Quick, can you spot the common link between MongoDB, DataStax, Redis Labs, Percona, Couchbase, and EnterpriseDB? If you said, “They’re all open source database vendors,” you’d be mostly correct. (Not all offer databases governed by an open source license.)
But if you said, “Each offers an increasingly popular database-as-a-service cloud offering,” you’d be spot on. Indeed, while we’ve spent a few years with erstwhile open source vendors changing their licenses to ward off evil cloud vendors, what we’re starting to see is these same vendors embracing the cloud, and to hugely positive effect.
Hence, while Databricks CEO Ali Ghodsi has correctly argued that “it’s extremely hard to manage and run a high quality managed service in the cloud and not all open source companies are good at it,” it’s also true that more companies are figuring this out, making the next decade the era of open source databases in the cloud.
Signs, signs, everywhere the signs
Already we’re seeing clear indicators that open source is leaving behind its on-premises roots and heading to the cloud. A recent Red Hat survey found that 95 percent of respondents view open source as important, with use of proprietary software declining to 42 percent (from 55 percent the year before). And while it may be too soon to call it a trend, 28 percent of respondents called out “Designed to work in the cloud” as a key benefit of using modern open source tooling (like Kubernetes), the fourth-most cited benefit (up from eighth place last year).
Meanwhile, as more applications are born in the cloud, cloud databases have been booming. When I first started writing about this in earnest, “cloud database” mostly referred to databases offered by AWS, Microsoft, and Google. Quite quickly enterprises figured out that rather than having one massive Oracle database to run their diverse workloads, they could instead leverage a broader array of databases, with cloud databases increasingly central to their selections.
So much so, in fact, that in mid-2019 Gartner was ready to declare that “cloud is now the default platform for managing data” and that “only legacy compatibility or special requirements should keep you on-premises.”
This declaration, however, isn’t just about databases offered by public cloud vendors. No, an interesting thing has happened to open source vendors on their way to financial success: They’ve discovered the cloud, and in a big way. Consider MongoDB, for example.

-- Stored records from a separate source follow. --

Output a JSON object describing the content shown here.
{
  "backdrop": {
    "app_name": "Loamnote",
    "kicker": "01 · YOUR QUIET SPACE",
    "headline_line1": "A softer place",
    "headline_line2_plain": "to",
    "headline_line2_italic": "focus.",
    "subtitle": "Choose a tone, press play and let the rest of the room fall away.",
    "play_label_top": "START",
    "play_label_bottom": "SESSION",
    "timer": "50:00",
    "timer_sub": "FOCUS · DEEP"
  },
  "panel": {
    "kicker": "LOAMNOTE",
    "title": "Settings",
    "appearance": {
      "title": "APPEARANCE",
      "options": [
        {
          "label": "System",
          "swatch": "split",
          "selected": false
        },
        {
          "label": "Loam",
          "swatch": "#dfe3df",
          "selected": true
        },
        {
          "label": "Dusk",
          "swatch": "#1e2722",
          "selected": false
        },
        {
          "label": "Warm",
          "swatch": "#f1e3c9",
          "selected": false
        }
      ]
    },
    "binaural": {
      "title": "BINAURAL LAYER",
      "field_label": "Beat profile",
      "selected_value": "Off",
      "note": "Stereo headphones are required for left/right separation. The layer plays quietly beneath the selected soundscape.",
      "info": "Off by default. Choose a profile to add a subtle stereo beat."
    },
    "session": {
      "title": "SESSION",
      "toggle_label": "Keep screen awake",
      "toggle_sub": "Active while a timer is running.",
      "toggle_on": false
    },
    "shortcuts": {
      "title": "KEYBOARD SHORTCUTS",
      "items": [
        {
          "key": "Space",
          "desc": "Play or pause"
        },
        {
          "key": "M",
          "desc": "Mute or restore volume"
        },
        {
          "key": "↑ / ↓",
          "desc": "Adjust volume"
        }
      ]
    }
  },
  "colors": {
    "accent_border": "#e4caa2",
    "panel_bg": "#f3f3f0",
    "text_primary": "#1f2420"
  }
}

Atlas lifts MongoDB
MongoDB launched Atlas, its fully managed cloud database service, in 2016. A year later, MongoDB reported that Atlas accounted for 10 percent of its Q4 2017 revenues. By March 2019, Atlas revenues had surged to 34 percent of MongoDB revenues, worth over $100 million in 2018. At that time, MongoDB CEO Dev Ittycheria was asked about the impact cloud database vendors were having on MongoDB. Ittycheria’s response? “We see no impact on a negative basis whatsoever.” If anything, he said, it was raising awareness for MongoDB.

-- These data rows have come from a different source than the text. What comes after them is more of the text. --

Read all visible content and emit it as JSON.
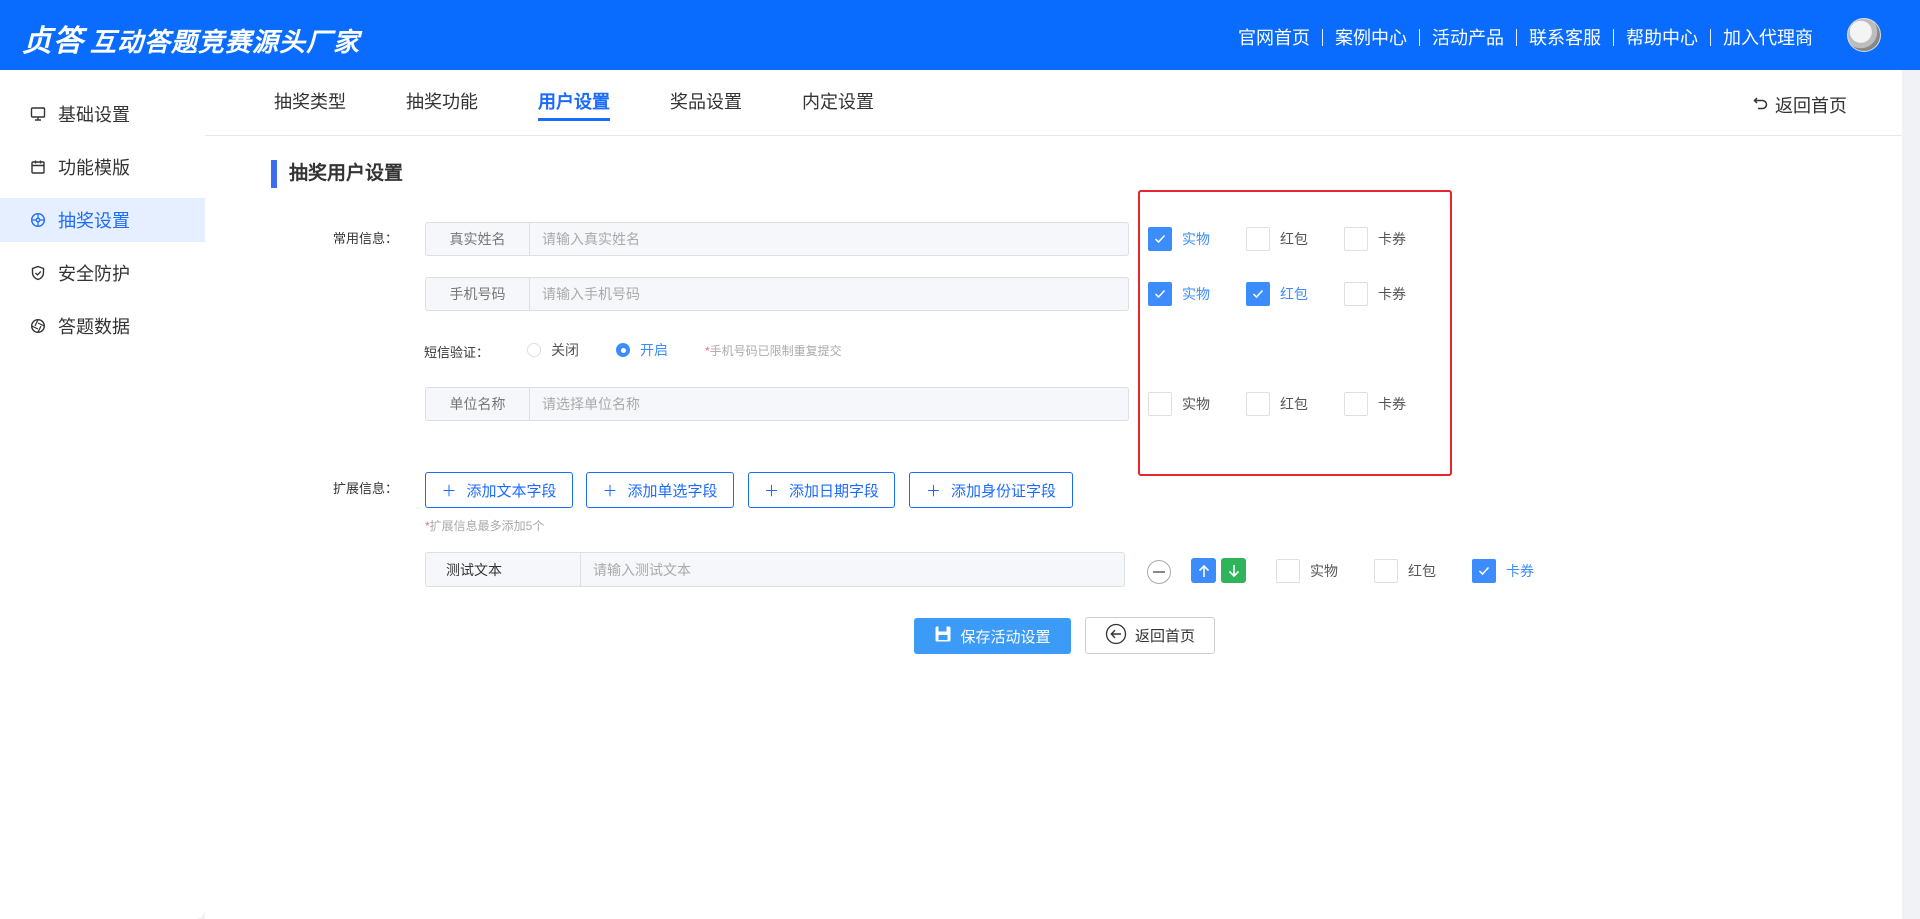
{
  "header": {
    "logo": "贞答",
    "slogan": "互动答题竞赛源头厂家",
    "nav": [
      "官网首页",
      "案例中心",
      "活动产品",
      "联系客服",
      "帮助中心",
      "加入代理商"
    ]
  },
  "sidebar": {
    "items": [
      {
        "label": "基础设置",
        "icon": "monitor-icon"
      },
      {
        "label": "功能模版",
        "icon": "calendar-icon"
      },
      {
        "label": "抽奖设置",
        "icon": "prize-wheel-icon",
        "active": true
      },
      {
        "label": "安全防护",
        "icon": "shield-icon"
      },
      {
        "label": "答题数据",
        "icon": "aperture-icon"
      }
    ]
  },
  "tabs": {
    "items": [
      "抽奖类型",
      "抽奖功能",
      "用户设置",
      "奖品设置",
      "内定设置"
    ],
    "active": "用户设置",
    "back_home": "返回首页"
  },
  "section_title": "抽奖用户设置",
  "common": {
    "label": "常用信息：",
    "fields": [
      {
        "prefix": "真实姓名",
        "placeholder": "请输入真实姓名",
        "value": ""
      },
      {
        "prefix": "手机号码",
        "placeholder": "请输入手机号码",
        "value": ""
      },
      {
        "prefix": "单位名称",
        "placeholder": "请选择单位名称",
        "value": ""
      }
    ],
    "sms": {
      "label": "短信验证：",
      "off": "关闭",
      "on": "开启",
      "selected": "开启",
      "hint_star": "*",
      "hint": "手机号码已限制重复提交"
    }
  },
  "prize_options": [
    "实物",
    "红包",
    "卡券"
  ],
  "prize_checks": [
    [
      true,
      false,
      false
    ],
    [
      true,
      true,
      false
    ],
    [
      false,
      false,
      false
    ]
  ],
  "extended": {
    "label": "扩展信息：",
    "buttons": [
      "添加文本字段",
      "添加单选字段",
      "添加日期字段",
      "添加身份证字段"
    ],
    "hint_star": "*",
    "hint": "扩展信息最多添加5个",
    "field": {
      "prefix": "测试文本",
      "placeholder": "请输入测试文本",
      "value": ""
    },
    "field_checks": [
      false,
      false,
      true
    ]
  },
  "footer": {
    "save": "保存活动设置",
    "back": "返回首页"
  },
  "colors": {
    "header_bg": "#0a6cff",
    "accent": "#1c6bff",
    "checkbox_checked": "#3c8dfb",
    "arrow_up": "#3c8dfb",
    "arrow_down": "#2fb45a",
    "highlight_box": "#e5262c"
  }
}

And how. In MongoDB’s most recent quarter, Atlas revenue boomed by 185 percent year-over-year, claiming 40 percent of the company’s revenue. In the earnings call, Ittycheria touted MongoDB as a “cloud-first company,” citing three ways in which focusing on delivering MongoDB as a fully managed cloud service has changed the company:
- Increases the pace of innovation with new products, features, and capabilities. (“We can deploy new features continuously rather than on an annual release cadence of an on-premises product. Furthermore since new products are initially built for the cloud, our product teams can work quickly and independently to introduce new products and features, increasing the pace of innovation and providing more value to our customers more quickly.”)

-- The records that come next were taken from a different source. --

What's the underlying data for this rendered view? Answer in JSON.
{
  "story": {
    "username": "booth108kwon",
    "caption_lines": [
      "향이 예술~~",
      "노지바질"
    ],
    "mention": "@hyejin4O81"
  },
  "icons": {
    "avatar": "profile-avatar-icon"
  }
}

- More granular visibility through adoption and user behavior. (A “continuous and data-driven feedback loop allows us to understand what features customers find most valuable, where in the product they get stuck, or where they’re not taking advantage of all the capabilities available. This enables us to iterate more often, and more intelligently ensure that our product teams are focused on the most important opportunities.”)
- Broadening MongoDB’s reach into the global database market. (“By having relations with all three cloud providers, we benefit from access to the customers and geographic reach. And we’re seeing positive results with all three.”)
This calls to mind some advice Couchbase director Andy Oliver recently offered to database competitors who try to innovate open source licensing rather than offer real product innovation: “Only better service, support, and innovation... will save them. Changing the open source definition won’t fix what is, in the long-term, a business model problem.”
Open source as a service
But as MongoDB’s results show, creating cloud database services is possible for these current or former open source vendors. And as difficult as it may be to create competence in operational efficacy, says Ghodsi, it’s the only way forward: “The reality is open source software itself has zero intrinsic monetization value because anyone can use it, so there will always be a requirement for open source vendors to determine the value beyond the software. We believe this value lies in the vendor’s ability to deliver open source software as a service.”
As results from MongoDB, Redis Labs, DataStax, and others show, database vendors are figuring out how to be as good at operationalizing software as they have been at developing software. This should give hope to would-be open source entrepreneurs that worry about how to monetize open source. Ironically, it turns out that the open source model is the same as it ever was: charge for support. The difference, of course, is that “support” is baked into the product in a cloud offering.
The database future is firmly planted in the cloud, as Gartner has declared. Fortunately, open source database vendors got the message.